In this time of urgent need for the vast majority of Filipinos impacted by Ondoy, BAYAN USA appeals to supporters around the world to think twice before donating financial support to Philippine government-led initiatives such as those spearheaded by consular offices around the world.

The reason why overseas Filipinos are choosing NOT to remit through government channels is because of the Philippine government’s proven and historical track record of taking advantage of monetary donation drives in response to calamities as ample opportunities for graft. The 1991 eruption of Mount Pinatubo is one glaring example of this. In fact, to this day, more than Pph 7 billion (USD $280 million) in public funds allocated for post-eruption disaster relief remains unaccounted for.

The Philippine government makes billions in US dollars every year from the remittances of overseas Filipinos. Let’s not give them a chance to make more money off the victims of Ondoy. There are more reliable and credible people organizations both in the United States and in the Philippines, who not only organize communities for social reforms, but are now working tirelessly to divert donations from the government’s corrupt hands and bring direct relief to the most impacted areas without any discrimination or bias.
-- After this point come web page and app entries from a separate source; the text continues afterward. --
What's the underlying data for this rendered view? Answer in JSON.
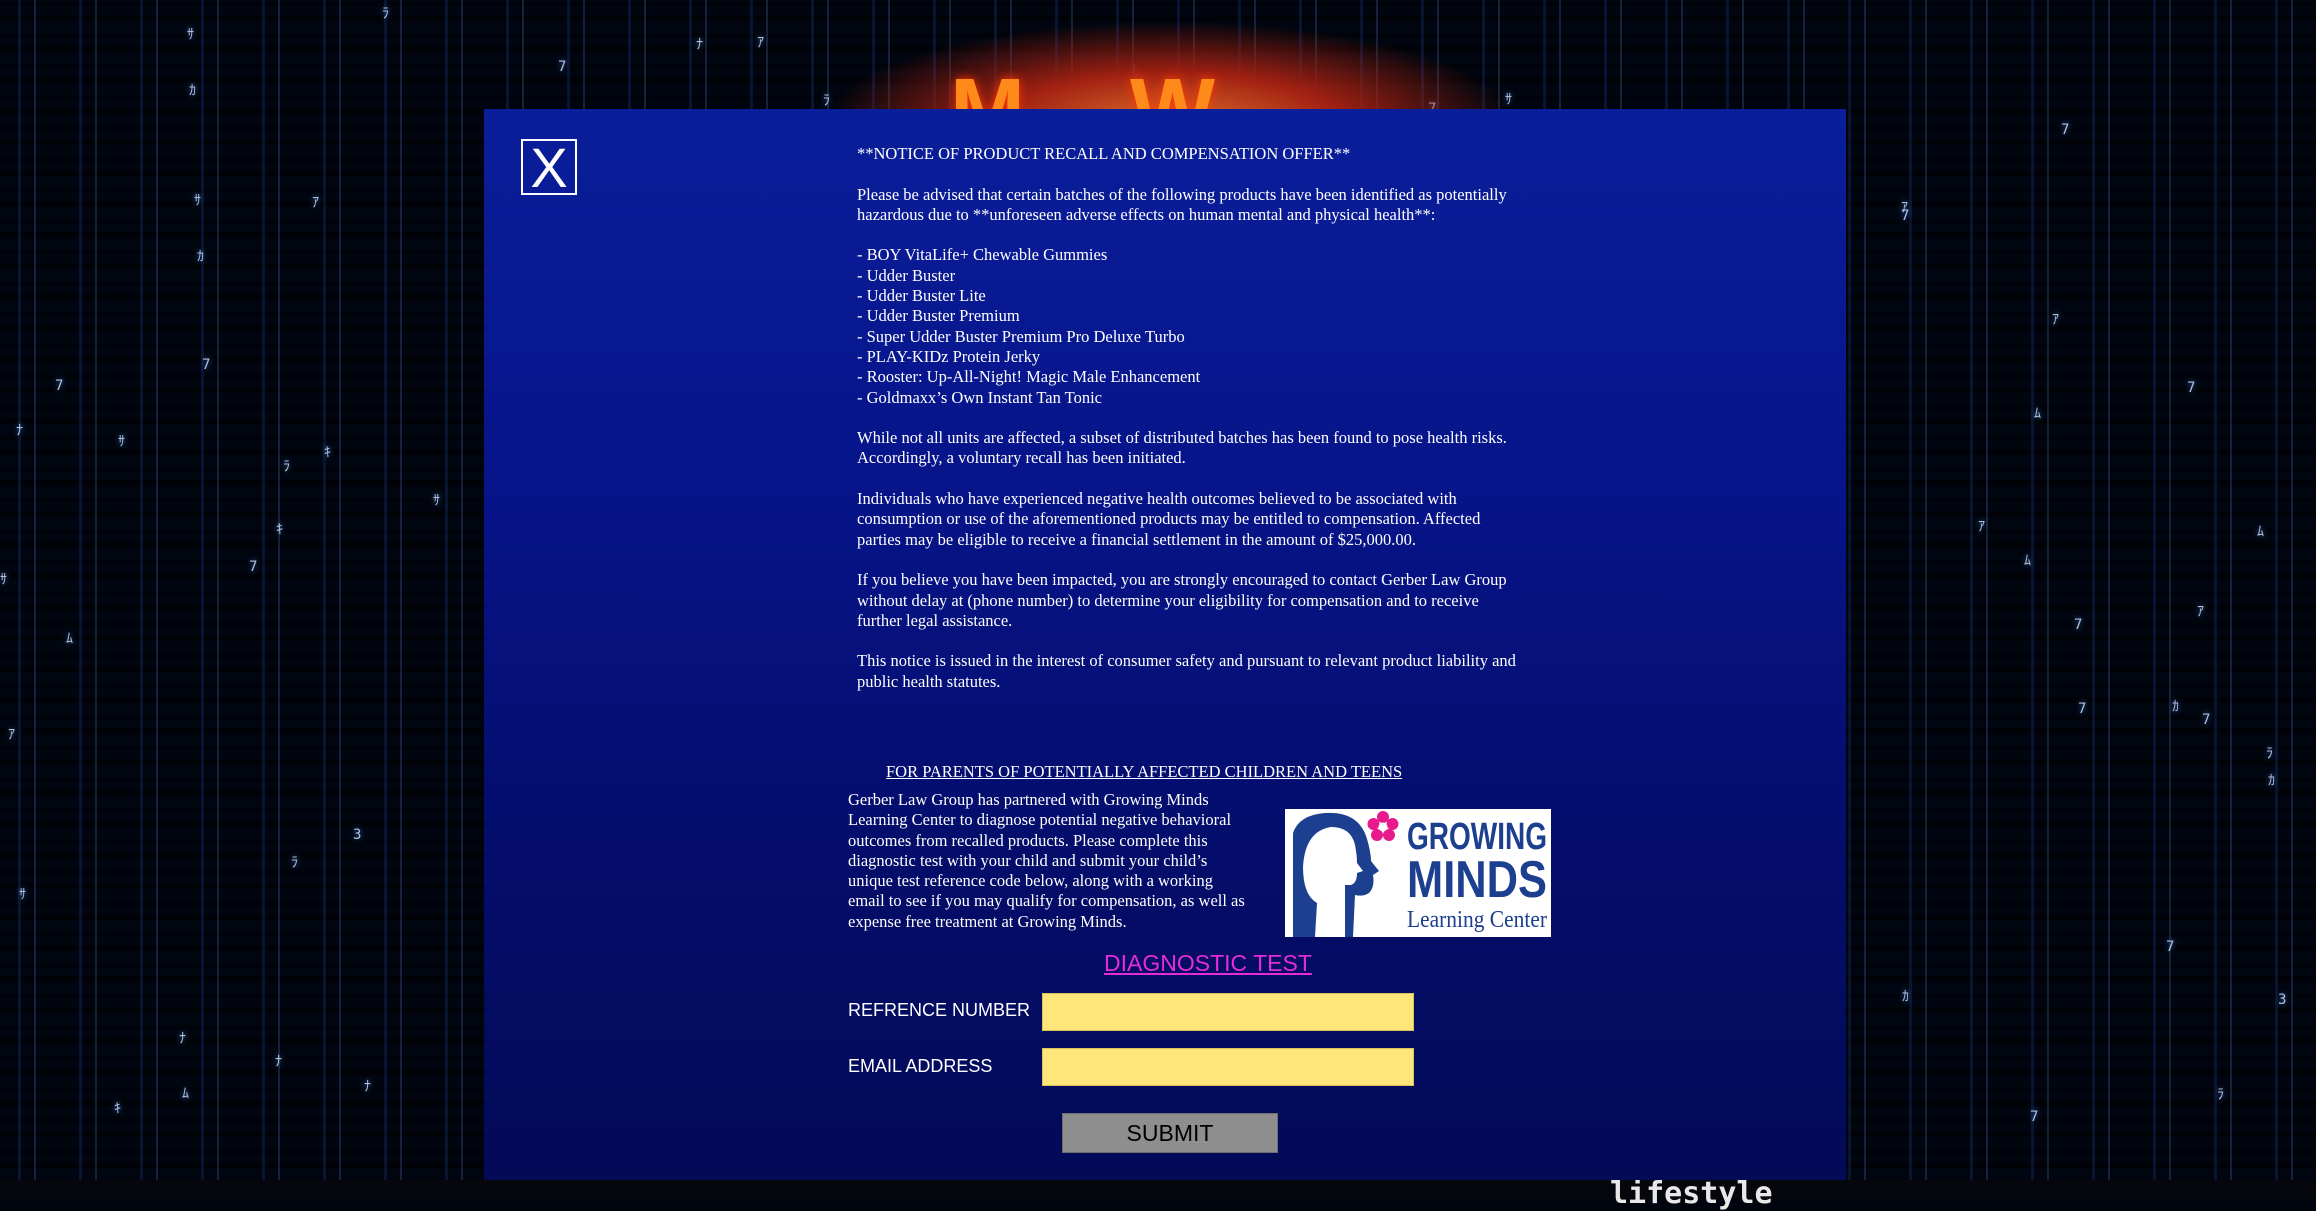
{
  "background": {
    "footer_text": "lifestyle"
  },
  "modal": {
    "close_label": "X",
    "notice_title": "**NOTICE OF PRODUCT RECALL AND COMPENSATION OFFER**",
    "intro": "Please be advised that certain batches of the following products have been identified as potentially hazardous due to **unforeseen adverse effects on human mental and physical health**:",
    "products": [
      "- BOY VitaLife+ Chewable Gummies",
      "- Udder Buster",
      "- Udder Buster Lite",
      "- Udder Buster Premium",
      "- Super Udder Buster Premium Pro Deluxe Turbo",
      "- PLAY-KIDz Protein Jerky",
      "- Rooster: Up-All-Night! Magic Male Enhancement",
      "- Goldmaxx’s Own Instant Tan Tonic"
    ],
    "para_recall": "While not all units are affected, a subset of distributed batches has been found to pose health risks. Accordingly, a voluntary recall has been initiated.",
    "para_compensation": "Individuals who have experienced negative health outcomes believed to be associated with consumption or use of the aforementioned products may be entitled to compensation. Affected parties may be eligible to receive a financial settlement in the amount of $25,000.00.",
    "para_contact": "If you believe you have been impacted, you are strongly encouraged to contact Gerber Law Group without delay at (phone number)  to determine your eligibility for compensation and to receive further legal assistance.",
    "para_statute": "This notice is issued in the interest of consumer safety and pursuant to relevant product liability and public health statutes.",
    "parents_heading": "FOR PARENTS OF POTENTIALLY AFFECTED CHILDREN AND TEENS",
    "parents_text": "Gerber Law Group has partnered with Growing Minds Learning Center to diagnose potential negative behavioral outcomes from recalled products. Please complete this diagnostic test with your child and submit your child’s unique test reference code below, along with a working email to see if you may qualify for compensation, as well as expense free treatment at Growing Minds.",
    "logo": {
      "line1": "GROWING",
      "line2": "MINDS",
      "line3": "Learning Center"
    },
    "diagnostic_link": "DIAGNOSTIC TEST",
    "reference_label": "REFRENCE NUMBER",
    "reference_value": "",
    "email_label": "EMAIL ADDRESS",
    "email_value": "",
    "submit_label": "SUBMIT"
  },
  "colors": {
    "modal_bg": "#07148a",
    "link": "#e62bd8",
    "input_bg": "#fde77a",
    "button_bg": "#8e8e8e"
  }
}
Visit www.bayanusa.org or www.bayanihan4ondoy.wordpress.com to learn more about them. ###